ABOUT THIS TASK:
Below are records. Copy every line with "capital" in it.

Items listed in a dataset
▬▬▬▬▬▬▬▬▬▬
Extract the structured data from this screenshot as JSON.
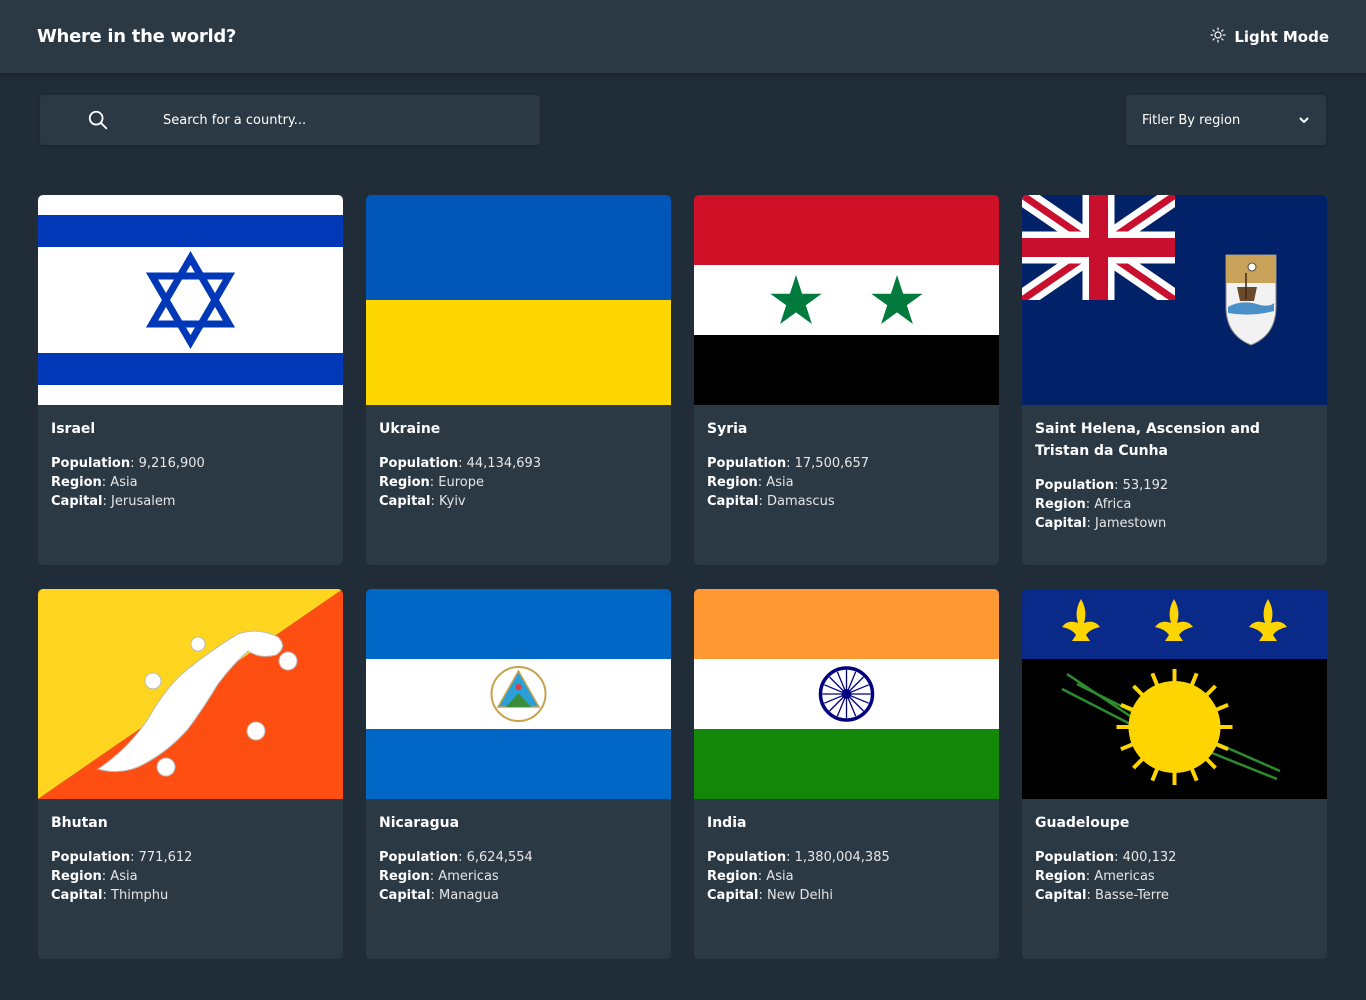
{
  "header": {
    "title": "Where in the world?",
    "theme_toggle_label": "Light Mode"
  },
  "search": {
    "placeholder": "Search for a country..."
  },
  "filter": {
    "label": "Fitler By region"
  },
  "labels": {
    "population": "Population",
    "region": "Region",
    "capital": "Capital"
  },
  "countries": [
    {
      "name": "Israel",
      "population": "9,216,900",
      "region": "Asia",
      "capital": "Jerusalem"
    },
    {
      "name": "Ukraine",
      "population": "44,134,693",
      "region": "Europe",
      "capital": "Kyiv"
    },
    {
      "name": "Syria",
      "population": "17,500,657",
      "region": "Asia",
      "capital": "Damascus"
    },
    {
      "name": "Saint Helena, Ascension and Tristan da Cunha",
      "population": "53,192",
      "region": "Africa",
      "capital": "Jamestown"
    },
    {
      "name": "Bhutan",
      "population": "771,612",
      "region": "Asia",
      "capital": "Thimphu"
    },
    {
      "name": "Nicaragua",
      "population": "6,624,554",
      "region": "Americas",
      "capital": "Managua"
    },
    {
      "name": "India",
      "population": "1,380,004,385",
      "region": "Asia",
      "capital": "New Delhi"
    },
    {
      "name": "Guadeloupe",
      "population": "400,132",
      "region": "Americas",
      "capital": "Basse-Terre"
    }
  ],
  "colors": {
    "background": "#202c37",
    "elements": "#2b3945",
    "text": "#ffffff"
  }
}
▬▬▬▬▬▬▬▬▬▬
TASK ANSWER:
    "capital": "Capital"
      "capital": "Jerusalem"
      "capital": "Kyiv"
      "capital": "Damascus"
      "capital": "Jamestown"
      "capital": "Thimphu"
      "capital": "Managua"
      "capital": "New Delhi"
      "capital": "Basse-Terre"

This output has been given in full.